An inside-out pajama top and a pair of winter boots, a leopard print leotard and knee-high frilly socks: you may not be ready for the combinations they come up with, but your child has reached the age where they may be able to start dressing themselves 🙃
Between 28 and 32 months, children often have enough grasp-and-release strength and coordination to begin pulling clothes over their heads and pants up to their waists. It will likely be a few more years before they can fully dress on their own, but you can establish some early habits now.
The two most important aspects of helping your child get dressed on their own are having clothes that are easy to put on and paying close attention to their interest level. Pants with elastic waistbands and wide openings at the ankles, short-sleeved shirts, and overly large clothing like dresses and sweatshirts they can pull on over their heads all make putting clothes on easier.* If your child is resistant to getting dressed on their own, consider continuing to do the job yourself for a while and try again later.
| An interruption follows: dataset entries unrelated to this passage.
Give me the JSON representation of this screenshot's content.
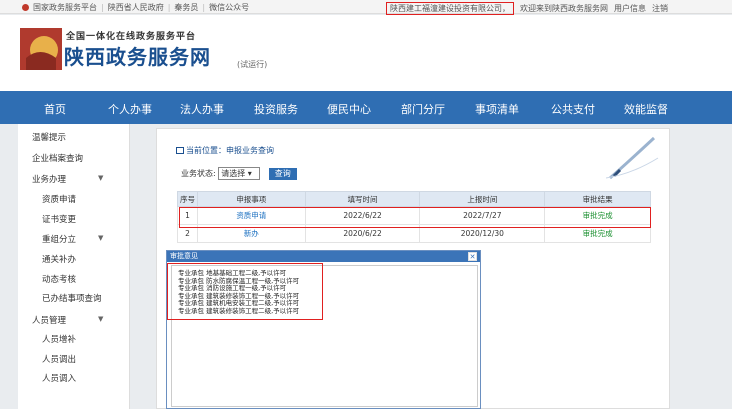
{
  "topbar": {
    "links": [
      "国家政务服务平台",
      "陕西省人民政府",
      "秦务员",
      "微信公众号"
    ],
    "company": "陕西建工福潼建设投资有限公司，",
    "welcome": "欢迎来到陕西政务服务网",
    "user_info": "用户信息",
    "logout": "注销"
  },
  "header": {
    "platform": "全国一体化在线政务服务平台",
    "site_name": "陕西政务服务网",
    "trial": "(试运行)"
  },
  "nav": {
    "items": [
      "首页",
      "个人办事",
      "法人办事",
      "投资服务",
      "便民中心",
      "部门分厅",
      "事项清单",
      "公共支付",
      "效能监督"
    ]
  },
  "sidebar": {
    "items": [
      {
        "label": "温馨提示"
      },
      {
        "label": "企业档案查询"
      },
      {
        "label": "业务办理"
      },
      {
        "label": "资质申请"
      },
      {
        "label": "证书变更"
      },
      {
        "label": "重组分立"
      },
      {
        "label": "通关补办"
      },
      {
        "label": "动态考核"
      },
      {
        "label": "已办结事项查询"
      },
      {
        "label": "人员管理"
      },
      {
        "label": "人员增补"
      },
      {
        "label": "人员调出"
      },
      {
        "label": "人员调入"
      }
    ]
  },
  "breadcrumb": {
    "current": "当前位置：",
    "page": "申报业务查询"
  },
  "filter": {
    "label": "业务状态:",
    "select_value": "请选择",
    "query_button": "查询"
  },
  "table": {
    "headers": [
      "序号",
      "申报事项",
      "填写时间",
      "上报时间",
      "审批结果"
    ],
    "rows": [
      [
        "1",
        "资质申请",
        "2022/6/22",
        "2022/7/27",
        "审批完成"
      ],
      [
        "2",
        "新办",
        "2020/6/22",
        "2020/12/30",
        "审批完成"
      ]
    ]
  },
  "dialog": {
    "title": "审批意见",
    "close": "✕",
    "lines": [
      "专业承包 地基基础工程二级,予以许可",
      "专业承包 防水防腐保温工程一级,予以许可",
      "专业承包 消防设施工程一级,予以许可",
      "专业承包 建筑装修装饰工程一级,予以许可",
      "专业承包 建筑机电安装工程二级,予以许可",
      "专业承包 建筑装修装饰工程二级,予以许可"
    ]
  },
  "colors": {
    "nav": "#2f6eb3",
    "highlight": "#e02020",
    "link": "#1a6fc0",
    "success": "#1a8f2f"
  }
}
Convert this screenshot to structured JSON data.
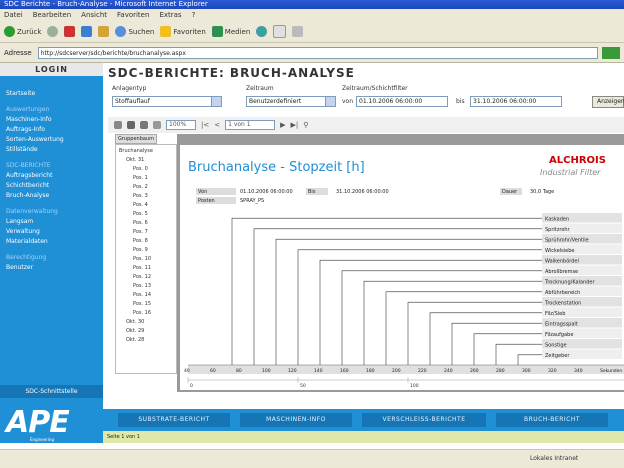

Here’s how you can help your child get dressed on their own:
Clothes are easier to take off than put on
Your child will likely be ready to take clothes off before they can put them on. This can happen as early as 26 months, and helps boost their confidence. You’ll need to help them with tricky parts like buttons and other fastenings, but try to let them do as much as they’re able. For example, if they can pull their pants down on their own, you can help with the final step of pulling the pant legs off their feet.
Give your child easy access to their clothes
By 30 months, your child may want to select certain clothes on their own and start putting their belongings away. A low, wide dresser works well for this, or the bottom two or three drawers of a taller one.
Consider a visually logical arrangement that matches how they wear their clothes on their body: shirts in the top drawer, dresses in the middle, pants/shorts/skirts on the bottom. Socks and underwear can be in a separate place, like a nearby basket. If you don’t have a dresser, baskets on the floor of their closet or rolling drawers that fit under their crib or bed work just as well.
Focus on the last step
When young children are learning to get dressed, the last step will usually be the first thing they can do on their own. With pants, for example, your two-year-old will likely be able to pull them up only after their feet are all the way through the leg holes (and the pants are facing the right way). With shirts, putting their arms through the sleeves—with your help—is typically easier than getting the shirt on over their head, though some children like to do it the other way.
Limit their choices
A drawer full of clean clothes might be appealing to us adults, but it can be overwhelming for a small child trying to learn independence. Consider storing only a few items in a single layer so they’re clearly visible. When it’s time to get dressed, encourage your child to pick out their own outfit, choosing one item from each drawer. Try to resist commenting on colors and what matches or doesn’t; as long as they’re dressed for the weather, they’re good to go 😉
Give them plenty of time when you can
Getting dressed isn’t easy, and learning takes time. When you aren’t in a rush, allow your child extra time to work through some of the more challenging parts. If you’re in a hurry, you may want to dress your child yourself, but when you do have some extra time, allowing your child to put on even one article of clothing on their own can make the process more enjoyable for everyone).
Check out part 2 for specific ways you can teach your child to put their own clothes on.
28 - 30 Months
The Enthusiast Play Kit gets an enhanced tea set, new feelings card set
The Enthusiast Play Kit for 28-, 29-, and 30-month-olds features two new items, guided by parent and expert feedback.
25 - 27 Months
28 - 30 Months
31 - 33 Months
34 - 36 Months
How to give your 2-year-old logical consequences
Your toddler is slowly learning that their actions have consequences. When you give and explain appropriate consequences, they’ll start to understand what they can and cannot do.
19 - 21 Months
22 - 24 Months
25 - 27 Months
28 - 30 Months
5 things every parent should know about potty training
Discover lesser-known tips and facts about teaching your child to use the toilet from Lovevery's senior child development expert.